i) That offsetting is bad because it persuades companies not to reduce
ii) That offsetting cannot be policed properly and that the rules of additionality do not work
iii) That even if companies go to zero then that is not enough.
My comments as follows
i) All companies need to reduce and most companies now see the benefit of being responsible with their emissions not least because it keeps their costs down and the costs of offsetting down. If not it is in the power of the consumer to show their displeasure.
ii) We have a system, it is working in that it is encouraging companies to engage. Agreed, it is not perfect, but let’s work together to fix it to ensure we get rid of those carbon cowboys
iii) I agree, zero is not enough. Every company should go beyond zero to operate in a carbon negative business environment to become Planet Positive
I also note Kevin Smith’s concern over the building of ‘carbon intensive infrastructure’ and this blog shares his concerns. We need Planet Positive Infrastructure ( see previous blogs)
And as to KiwiBuzz…are there really people out there who still believe this stuff!!!!
10th December 2008
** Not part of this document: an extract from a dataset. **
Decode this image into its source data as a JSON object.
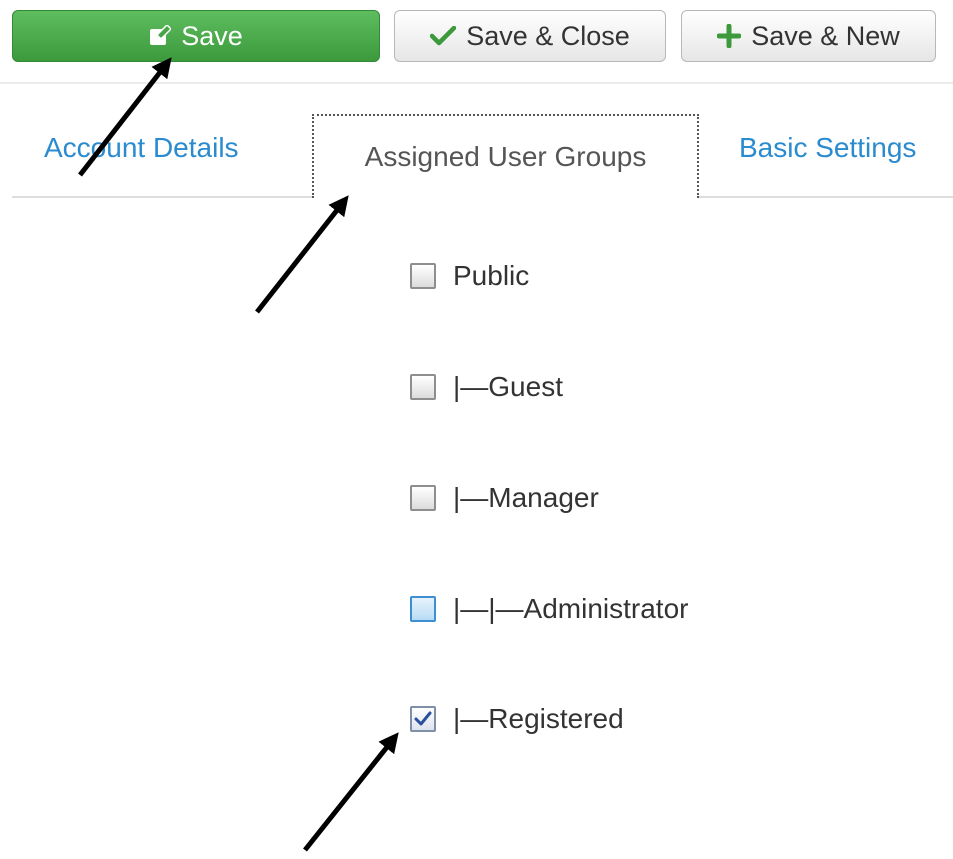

I am watching the debate with interest as the vote swings inexorably in favour of those against carbon offsetting. There are many views against ranging from the specific (preventing Brazil reach an agreement on REDD) and the reduction stick bashers. I have sympathy with the specifics but less so for the reduction stick bashers. I have been practicing as an engineer whose sole purpose in life over the past 16 years has been energy efficiency. Telling companies to reduce by 80% because ‘they have to’ when it costs them more and more to make those reductions does not work. They need a financial incentive.
If carbon investment is not the answer (which I still believe it is part of) then perhaps a Planet Positive world carbon fund that taxes all businesses and individuals and incentivises products and systems that do deliver real reductions.
The point is that we can’t just sit there on the sidelines screaming REDUCE. It’s not working! We have to get off our backsides and do something about it that engages the whole world ( the rich and the poor).
6th December 2008